Data:
· · · · · · ·

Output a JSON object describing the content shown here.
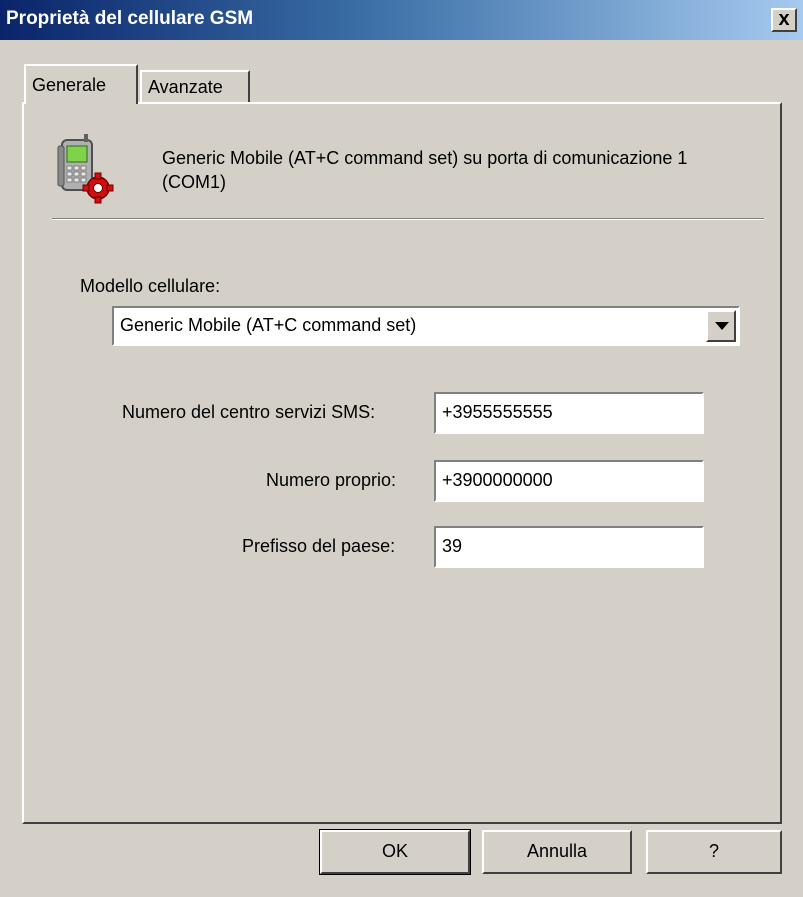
{
  "window": {
    "title": "Proprietà del cellulare GSM",
    "close_label": "x"
  },
  "tabs": [
    {
      "label": "Generale",
      "active": true
    },
    {
      "label": "Avanzate",
      "active": false
    }
  ],
  "device": {
    "icon": "mobile-phone-gear-icon",
    "description": "Generic Mobile (AT+C command set) su porta di comunicazione 1 (COM1)"
  },
  "model": {
    "label": "Modello cellulare:",
    "selected": "Generic Mobile (AT+C command set)"
  },
  "fields": {
    "sms_center": {
      "label": "Numero del centro servizi SMS:",
      "value": "+3955555555"
    },
    "own_number": {
      "label": "Numero proprio:",
      "value": "+3900000000"
    },
    "country_prefix": {
      "label": "Prefisso del paese:",
      "value": "39"
    }
  },
  "buttons": {
    "ok": "OK",
    "cancel": "Annulla",
    "help": "?"
  },
  "colors": {
    "titlebar_start": "#0a246a",
    "titlebar_end": "#a6caf0",
    "face": "#d4d0c8"
  }
}
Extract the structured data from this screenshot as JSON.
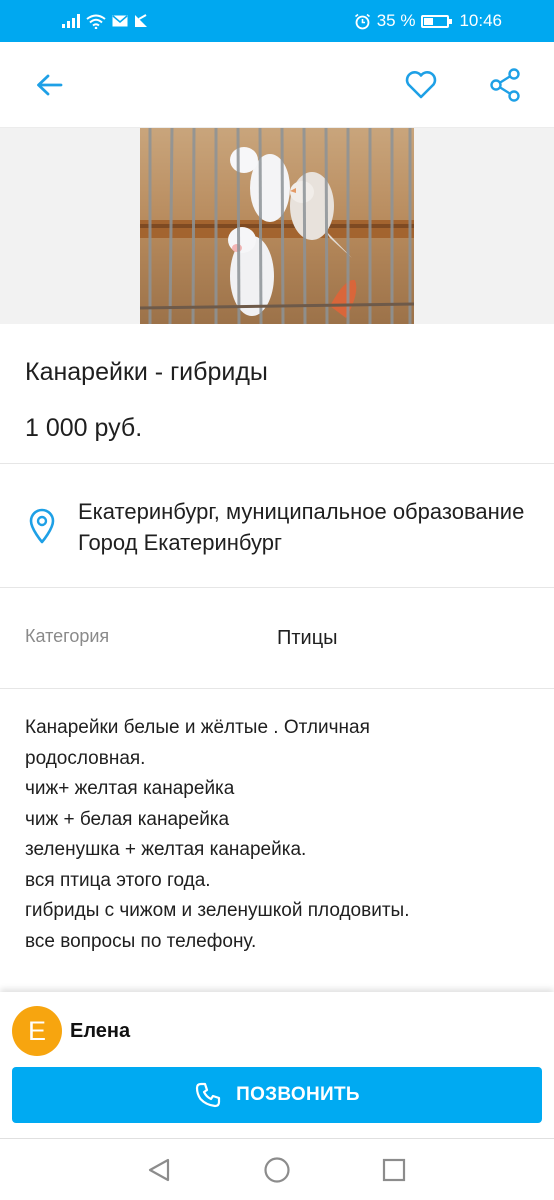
{
  "status_bar": {
    "battery_percent": "35 %",
    "time": "10:46",
    "battery_level": 0.35,
    "icons": [
      "signal-icon",
      "wifi-icon",
      "mail-icon",
      "notification-icon",
      "alarm-icon",
      "battery-icon"
    ]
  },
  "colors": {
    "accent": "#00a8f0",
    "button": "#00aaf2",
    "avatar": "#f7a50f"
  },
  "toolbar": {
    "icons": [
      "back-arrow-icon",
      "heart-icon",
      "share-icon"
    ]
  },
  "listing": {
    "title": "Канарейки - гибриды",
    "price": "1 000 руб.",
    "location": "Екатеринбург, муниципальное образование Город Екатеринбург",
    "category_label": "Категория",
    "category_value": "Птицы",
    "description": [
      "Канарейки белые и жёлтые . Отличная",
      "родословная.",
      "чиж+ желтая канарейка",
      "чиж + белая канарейка",
      "зеленушка + желтая канарейка.",
      "вся птица этого года.",
      "гибриды с чижом и зеленушкой плодовиты.",
      "все вопросы по телефону."
    ]
  },
  "seller": {
    "initial": "Е",
    "name": "Елена",
    "call_label": "ПОЗВОНИТЬ"
  },
  "navbar": {
    "icons": [
      "nav-back-icon",
      "nav-home-icon",
      "nav-recent-icon"
    ]
  }
}
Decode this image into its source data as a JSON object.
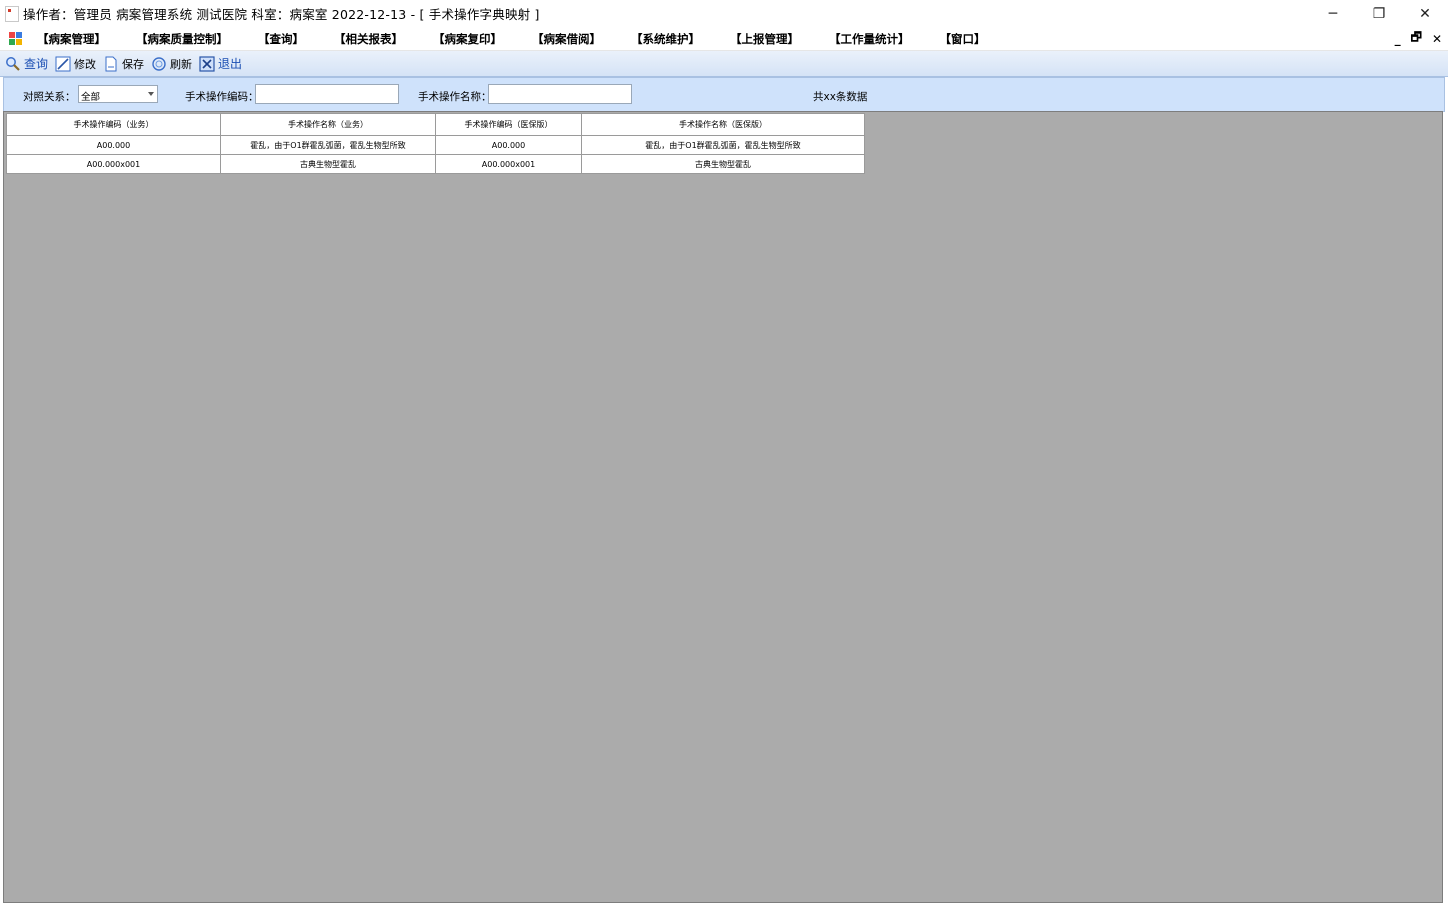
{
  "window": {
    "title": "操作者：管理员  病案管理系统  测试医院  科室：病案室  2022-12-13 - [   手术操作字典映射   ]",
    "minimize": "─",
    "restore": "❐",
    "close": "✕"
  },
  "menu": {
    "items": [
      "【病案管理】",
      "【病案质量控制】",
      "【查询】",
      "【相关报表】",
      "【病案复印】",
      "【病案借阅】",
      "【系统维护】",
      "【上报管理】",
      "【工作量统计】",
      "【窗口】"
    ],
    "mdi_minimize": "_",
    "mdi_restore": "🗗",
    "mdi_close": "✕"
  },
  "toolbar": {
    "query": "查询",
    "edit": "修改",
    "save": "保存",
    "refresh": "刷新",
    "exit": "退出"
  },
  "filter": {
    "relation_label": "对照关系：",
    "relation_value": "全部",
    "code_label": "手术操作编码：",
    "code_value": "",
    "name_label": "手术操作名称：",
    "name_value": "",
    "count_text": "共xx条数据"
  },
  "grid": {
    "columns": [
      "手术操作编码（业务）",
      "手术操作名称（业务）",
      "手术操作编码（医保版）",
      "手术操作名称（医保版）"
    ],
    "rows": [
      [
        "A00.000",
        "霍乱，由于O1群霍乱弧菌，霍乱生物型所致",
        "A00.000",
        "霍乱，由于O1群霍乱弧菌，霍乱生物型所致"
      ],
      [
        "A00.000x001",
        "古典生物型霍乱",
        "A00.000x001",
        "古典生物型霍乱"
      ]
    ]
  },
  "colors": {
    "toolbar_bg": "#d5e3f6",
    "filter_bg": "#cfe2fb",
    "mdi_bg": "#ababab",
    "toolbar_link": "#1b4fb3"
  }
}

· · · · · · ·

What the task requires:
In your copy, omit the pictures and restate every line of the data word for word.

Answer box:
Output a JSON object describing the content shown here.
{
  "window": {
    "title": "Proprietà del cellulare GSM",
    "close_label": "x"
  },
  "tabs": [
    {
      "label": "Generale",
      "active": true
    },
    {
      "label": "Avanzate",
      "active": false
    }
  ],
  "device": {
    "icon": "mobile-phone-gear-icon",
    "description": "Generic Mobile (AT+C command set) su porta di comunicazione 1 (COM1)"
  },
  "model": {
    "label": "Modello cellulare:",
    "selected": "Generic Mobile (AT+C command set)"
  },
  "fields": {
    "sms_center": {
      "label": "Numero del centro servizi SMS:",
      "value": "+3955555555"
    },
    "own_number": {
      "label": "Numero proprio:",
      "value": "+3900000000"
    },
    "country_prefix": {
      "label": "Prefisso del paese:",
      "value": "39"
    }
  },
  "buttons": {
    "ok": "OK",
    "cancel": "Annulla",
    "help": "?"
  },
  "colors": {
    "titlebar_start": "#0a246a",
    "titlebar_end": "#a6caf0",
    "face": "#d4d0c8"
  }
}
Extract the structured data from this screenshot as JSON.
{
  "status_bar": {
    "battery_percent": "35 %",
    "time": "10:46",
    "battery_level": 0.35,
    "icons": [
      "signal-icon",
      "wifi-icon",
      "mail-icon",
      "notification-icon",
      "alarm-icon",
      "battery-icon"
    ]
  },
  "colors": {
    "accent": "#00a8f0",
    "button": "#00aaf2",
    "avatar": "#f7a50f"
  },
  "toolbar": {
    "icons": [
      "back-arrow-icon",
      "heart-icon",
      "share-icon"
    ]
  },
  "listing": {
    "title": "Канарейки - гибриды",
    "price": "1 000 руб.",
    "location": "Екатеринбург, муниципальное образование Город Екатеринбург",
    "category_label": "Категория",
    "category_value": "Птицы",
    "description": [
      "Канарейки белые и жёлтые . Отличная",
      "родословная.",
      "чиж+ желтая канарейка",
      "чиж + белая канарейка",
      "зеленушка + желтая канарейка.",
      "вся птица этого года.",
      "гибриды с чижом и зеленушкой плодовиты.",
      "все вопросы по телефону."
    ]
  },
  "seller": {
    "initial": "Е",
    "name": "Елена",
    "call_label": "ПОЗВОНИТЬ"
  },
  "navbar": {
    "icons": [
      "nav-back-icon",
      "nav-home-icon",
      "nav-recent-icon"
    ]
  }
}
Decode this image into its source data as a JSON object.
{
  "window": {
    "title": "操作者：管理员  病案管理系统  测试医院  科室：病案室  2022-12-13 - [   手术操作字典映射   ]",
    "minimize": "─",
    "restore": "❐",
    "close": "✕"
  },
  "menu": {
    "items": [
      "【病案管理】",
      "【病案质量控制】",
      "【查询】",
      "【相关报表】",
      "【病案复印】",
      "【病案借阅】",
      "【系统维护】",
      "【上报管理】",
      "【工作量统计】",
      "【窗口】"
    ],
    "mdi_minimize": "_",
    "mdi_restore": "🗗",
    "mdi_close": "✕"
  },
  "toolbar": {
    "query": "查询",
    "edit": "修改",
    "save": "保存",
    "refresh": "刷新",
    "exit": "退出"
  },
  "filter": {
    "relation_label": "对照关系：",
    "relation_value": "全部",
    "code_label": "手术操作编码：",
    "code_value": "",
    "name_label": "手术操作名称：",
    "name_value": "",
    "count_text": "共xx条数据"
  },
  "grid": {
    "columns": [
      "手术操作编码（业务）",
      "手术操作名称（业务）",
      "手术操作编码（医保版）",
      "手术操作名称（医保版）"
    ],
    "rows": [
      [
        "A00.000",
        "霍乱，由于O1群霍乱弧菌，霍乱生物型所致",
        "A00.000",
        "霍乱，由于O1群霍乱弧菌，霍乱生物型所致"
      ],
      [
        "A00.000x001",
        "古典生物型霍乱",
        "A00.000x001",
        "古典生物型霍乱"
      ]
    ]
  },
  "colors": {
    "toolbar_bg": "#d5e3f6",
    "filter_bg": "#cfe2fb",
    "mdi_bg": "#ababab",
    "toolbar_link": "#1b4fb3"
  }
}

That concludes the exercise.